PROMPT. Your task is to copy the data exactly while leaving out every picture.

EXTRACTED MATERIAL.
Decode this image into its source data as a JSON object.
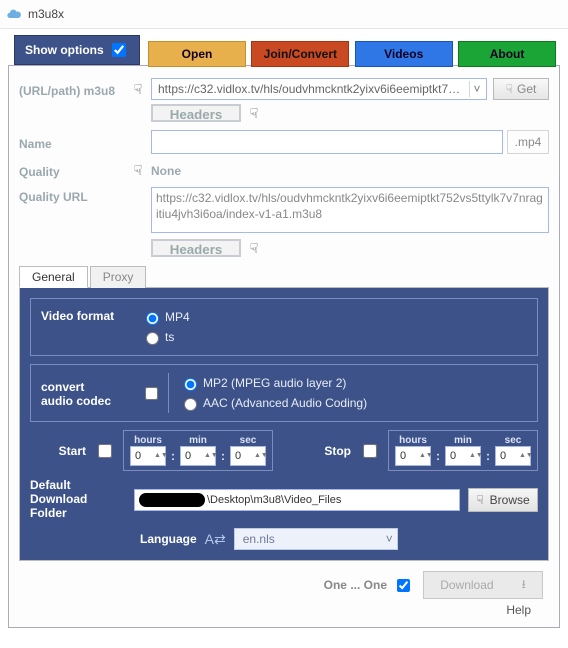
{
  "window": {
    "title": "m3u8x"
  },
  "show_options": {
    "label": "Show options",
    "checked": true
  },
  "top_tabs": {
    "open": "Open",
    "join": "Join/Convert",
    "videos": "Videos",
    "about": "About"
  },
  "labels": {
    "url": "(URL/path) m3u8",
    "name": "Name",
    "quality": "Quality",
    "quality_url": "Quality URL",
    "headers": "Headers",
    "get": "Get",
    "ext": ".mp4",
    "quality_value": "None"
  },
  "url_value": "https://c32.vidlox.tv/hls/oudvhmckntk2yixv6i6eemiptkt752vs5ttylk7",
  "name_value": "",
  "quality_url_value": "https://c32.vidlox.tv/hls/oudvhmckntk2yixv6i6eemiptkt752vs5ttylk7v7nragitiu4jvh3i6oa/index-v1-a1.m3u8",
  "sub_tabs": {
    "general": "General",
    "proxy": "Proxy"
  },
  "general": {
    "video_format_label": "Video format",
    "video_format": {
      "mp4": "MP4",
      "ts": "ts",
      "selected": "mp4"
    },
    "convert_label": "convert\naudio codec",
    "convert_checked": false,
    "codec": {
      "mp2": "MP2 (MPEG audio layer 2)",
      "aac": "AAC (Advanced Audio Coding)",
      "selected": "mp2"
    },
    "start_label": "Start",
    "stop_label": "Stop",
    "time_headers": {
      "hours": "hours",
      "min": "min",
      "sec": "sec"
    },
    "start": {
      "checked": false,
      "h": "0",
      "m": "0",
      "s": "0"
    },
    "stop": {
      "checked": false,
      "h": "0",
      "m": "0",
      "s": "0"
    },
    "dl_label": "Default\nDownload Folder",
    "dl_path_tail": "\\Desktop\\m3u8\\Video_Files",
    "browse": "Browse",
    "language_label": "Language",
    "language_value": "en.nls"
  },
  "footer": {
    "one_one": "One ... One",
    "one_one_checked": true,
    "download": "Download",
    "help": "Help"
  }
}
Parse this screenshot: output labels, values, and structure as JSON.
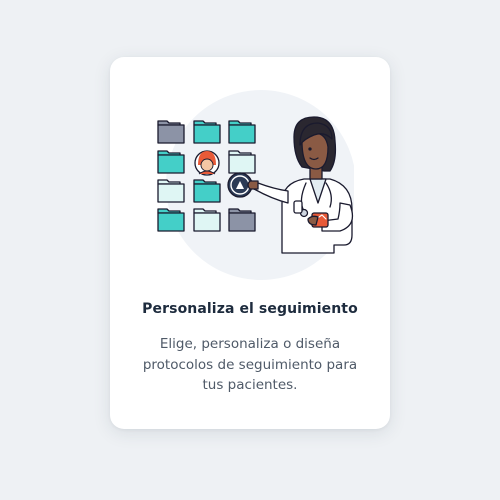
{
  "card": {
    "title": "Personaliza el seguimiento",
    "description": "Elige, personaliza o diseña protocolos de seguimiento para tus pacientes."
  },
  "illustration": {
    "icon": "doctor-with-folders-illustration",
    "folder_colors": {
      "teal": "#44cfc8",
      "light": "#dff6f4",
      "gray": "#8c93a6"
    }
  },
  "colors": {
    "background": "#eef1f4",
    "card": "#ffffff",
    "title": "#1d2b3d",
    "text": "#4f5a68"
  }
}
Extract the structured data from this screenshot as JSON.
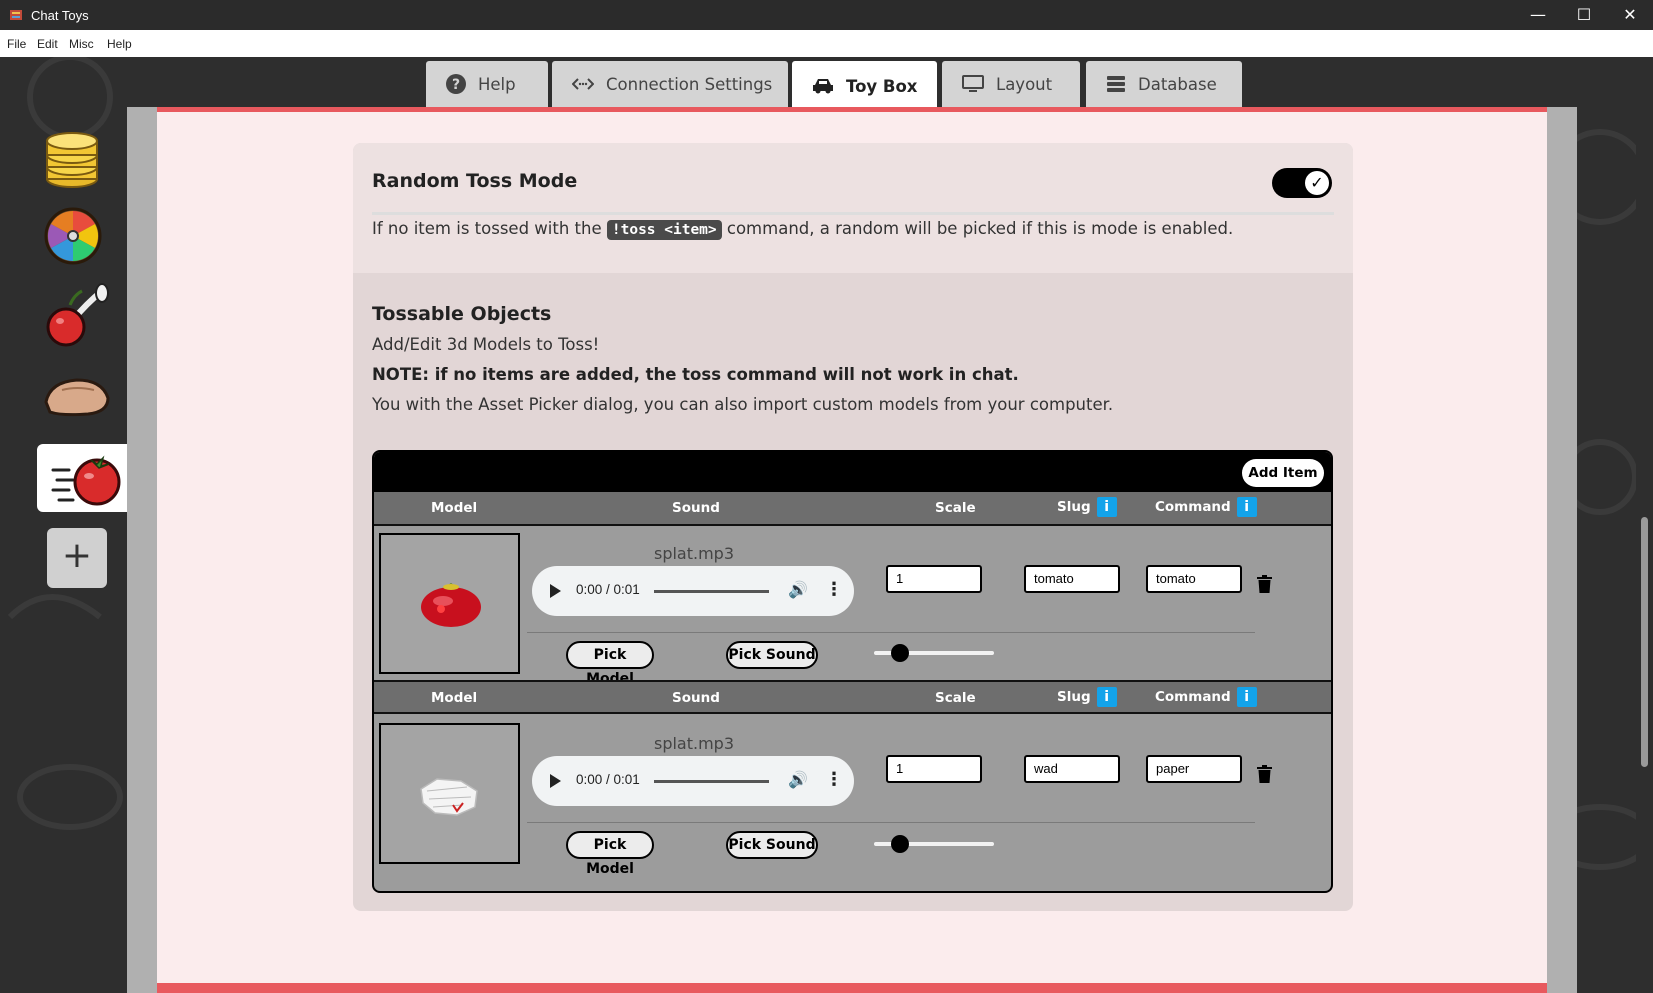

YOUR SOLUTION.
Decode this image into its source data as a JSON object.
{
  "window": {
    "title": "m3u8x"
  },
  "show_options": {
    "label": "Show options",
    "checked": true
  },
  "top_tabs": {
    "open": "Open",
    "join": "Join/Convert",
    "videos": "Videos",
    "about": "About"
  },
  "labels": {
    "url": "(URL/path) m3u8",
    "name": "Name",
    "quality": "Quality",
    "quality_url": "Quality URL",
    "headers": "Headers",
    "get": "Get",
    "ext": ".mp4",
    "quality_value": "None"
  },
  "url_value": "https://c32.vidlox.tv/hls/oudvhmckntk2yixv6i6eemiptkt752vs5ttylk7",
  "name_value": "",
  "quality_url_value": "https://c32.vidlox.tv/hls/oudvhmckntk2yixv6i6eemiptkt752vs5ttylk7v7nragitiu4jvh3i6oa/index-v1-a1.m3u8",
  "sub_tabs": {
    "general": "General",
    "proxy": "Proxy"
  },
  "general": {
    "video_format_label": "Video format",
    "video_format": {
      "mp4": "MP4",
      "ts": "ts",
      "selected": "mp4"
    },
    "convert_label": "convert\naudio codec",
    "convert_checked": false,
    "codec": {
      "mp2": "MP2 (MPEG audio layer 2)",
      "aac": "AAC (Advanced Audio Coding)",
      "selected": "mp2"
    },
    "start_label": "Start",
    "stop_label": "Stop",
    "time_headers": {
      "hours": "hours",
      "min": "min",
      "sec": "sec"
    },
    "start": {
      "checked": false,
      "h": "0",
      "m": "0",
      "s": "0"
    },
    "stop": {
      "checked": false,
      "h": "0",
      "m": "0",
      "s": "0"
    },
    "dl_label": "Default\nDownload Folder",
    "dl_path_tail": "\\Desktop\\m3u8\\Video_Files",
    "browse": "Browse",
    "language_label": "Language",
    "language_value": "en.nls"
  },
  "footer": {
    "one_one": "One ... One",
    "one_one_checked": true,
    "download": "Download",
    "help": "Help"
  }
}
Parse this screenshot: output labels, values, and structure as JSON.
{
  "card": {
    "title": "Personaliza el seguimiento",
    "description": "Elige, personaliza o diseña protocolos de seguimiento para tus pacientes."
  },
  "illustration": {
    "icon": "doctor-with-folders-illustration",
    "folder_colors": {
      "teal": "#44cfc8",
      "light": "#dff6f4",
      "gray": "#8c93a6"
    }
  },
  "colors": {
    "background": "#eef1f4",
    "card": "#ffffff",
    "title": "#1d2b3d",
    "text": "#4f5a68"
  }
}
Extract the structured data from this screenshot as JSON.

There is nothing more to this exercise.